- Cross-collaboration: Interdepartmental silos are broken down, leading to increased productivity and performance.
- Building the right culture: The right beliefs are promoted in every conversation, leading to a positive workplace.
- Innovation: Conversations that were once unclear or nonexistent can lead to breakthroughs in offerings and processes.
- Developing talent: With open and candid communication, co-workers can provide effective feedback, both appreciative and constructive, that will help professional development.
- Employee morale and retention: When leaders communicate the right, clear message, employee morale increases.
Below are 3 tips for communicating more effectively:
1. Be clear. Ask yourself in advance: “What do I want out of this, what is the end result I am trying to achieve?”
Many times we know what we want from another person but have not been clear with our own intention. For example, “my intention is to have a joint understanding following our conversation.” Or “I want this person to understand that I am right and they are wrong.” We need to recognize our goal. Are we trying to clarify or manipulate? We need to check ourselves and catch any hidden agenda before we begin.
2. Fill in the gap. Good rule of thumb: Assume the best, not the worst.
When we find there are gaps in information, we typically fill them with our own narrative. If we do not know something, we will make up the missing information.
There is a tendency for missing information to be filled in with a negative story. For example, have you ever thought “So-and-so is late for a meeting, again. They obviously don’t respect my time and are probably not prepared anyway”. Instead, fill in the gap with a positive story. “So and so must be caught up with something important because I know they wouldn’t want to be late for this meeting. There must be a good reason.”
The problem with a negative story is that it can rile us into believing it. Thus, when we see that person, we re-experience our anger based on the story we invented. Best practice is to create a happy gap.
3. Change. We approach situations with the idea that change is good, as long as you go first. Or I will change, as long as its according to what feels good to me.
The majority of people do not like change which can drive behaviors that positions ourselves in a place where we are not open to new possibilities.
The tragedy is when we walk into a conversation thinking our way is the only way. It is limiting and not productive. Change requires us to have courage to take an unknown step. Allow change to be positive. It’s all in our perspective.
Deliver the Message with Accountability
Personal accountability is about taking accountability for what we say and do. Ultimately we want the best for ourselves and others and we do that by becoming clear with our intentions before initiating a conversation.
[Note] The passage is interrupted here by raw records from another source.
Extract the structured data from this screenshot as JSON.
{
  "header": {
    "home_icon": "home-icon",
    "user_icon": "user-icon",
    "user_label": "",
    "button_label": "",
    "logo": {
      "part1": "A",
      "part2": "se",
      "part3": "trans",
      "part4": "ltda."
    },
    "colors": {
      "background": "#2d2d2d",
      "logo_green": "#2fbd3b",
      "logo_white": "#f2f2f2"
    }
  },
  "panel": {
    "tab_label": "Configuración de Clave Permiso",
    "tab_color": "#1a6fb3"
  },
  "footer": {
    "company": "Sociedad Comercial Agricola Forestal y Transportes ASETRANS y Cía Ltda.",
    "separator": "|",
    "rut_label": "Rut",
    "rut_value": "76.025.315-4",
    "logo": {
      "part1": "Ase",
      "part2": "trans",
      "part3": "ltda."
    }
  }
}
Once we are clear with ourselves, we can think the best before the worst. If we are missing pieces of information regarding others’ actions or statements, assume the best instead of jumping to the worst.
Finally, be open to the possibility that there is always a solution. You just may not be seeing it yet. Keep yourself open to change and listen to others’ perspectives. When that happens, our options and possibilities expand and solutions appear where they did not before.
When people in your organization communicate and lead with accountability, water-cooler talk becomes conversations about our successes, not our shortcomings or discontent.